Florian Jäckel, M.A.
Conceptions of Prenatal Life in the Writings of Barhebraeus as interaction between Syriac Renaissance and Islamicate Setting
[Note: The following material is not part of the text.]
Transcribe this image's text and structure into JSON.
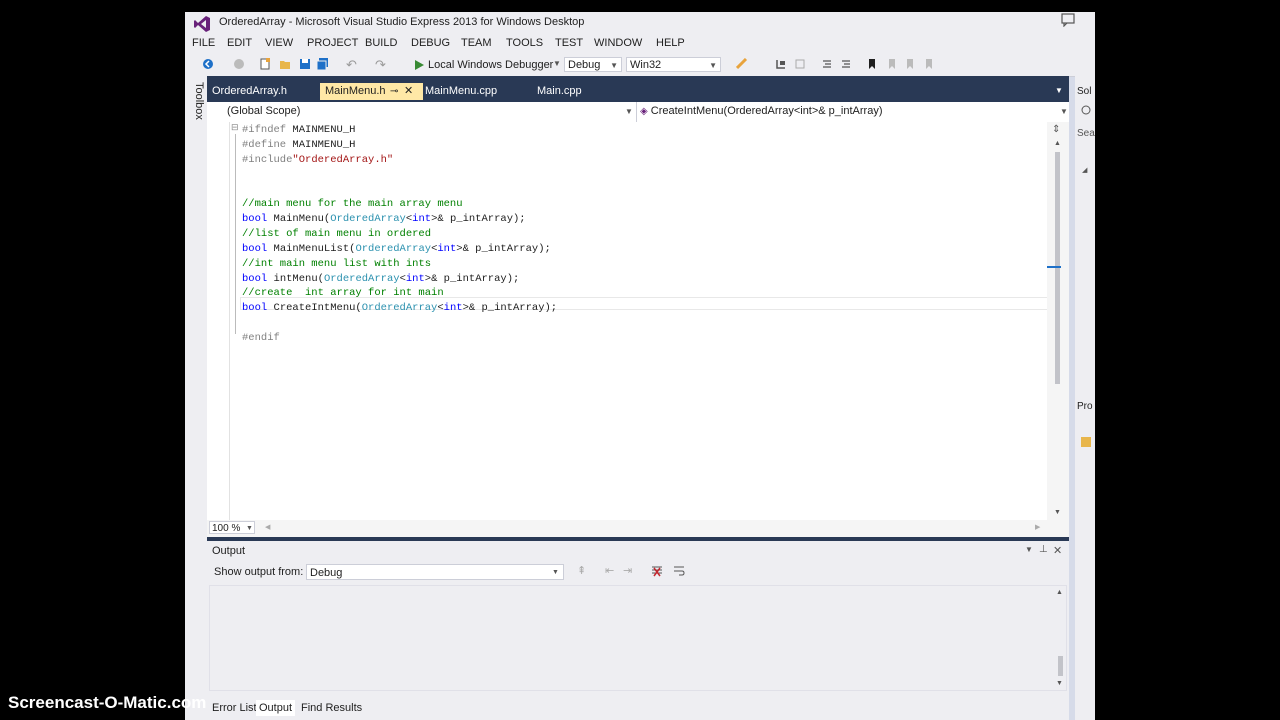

The research project considers how the Syriac Orthodox bishop and polymath Barhebraeus (1226-1286) conceptualized the emergence of human life in his religious and philosophical writings. This includes his theory on semen and his conception of fertilization, development and ensoulment of the embryo. The project pursues two objectives. First, it will contribute to the analysis of interactions between Syriac Christianity and its Islamicate surrounding in the 13th century. In this time of increased literary activity, the so-called Syriac Renaissance, Christian writers were stimulated by Islamic writings in addition to the usual reception of church tradition or Greek philosophy proper. Second, the project will contribute to research on the changing ideas of prenatal life in the intellectual history of the Middle East since the early days of Islam. By connecting the research to the ERC-project COBHUNI, collaboration is assured in analysis and comparison of different conceptualizations, terminologies and contexts of prenatal life in the intellectual environment of Barhebraeus. Similar questions will be posed simultaneously from different perspectives, to the benefit of both projects.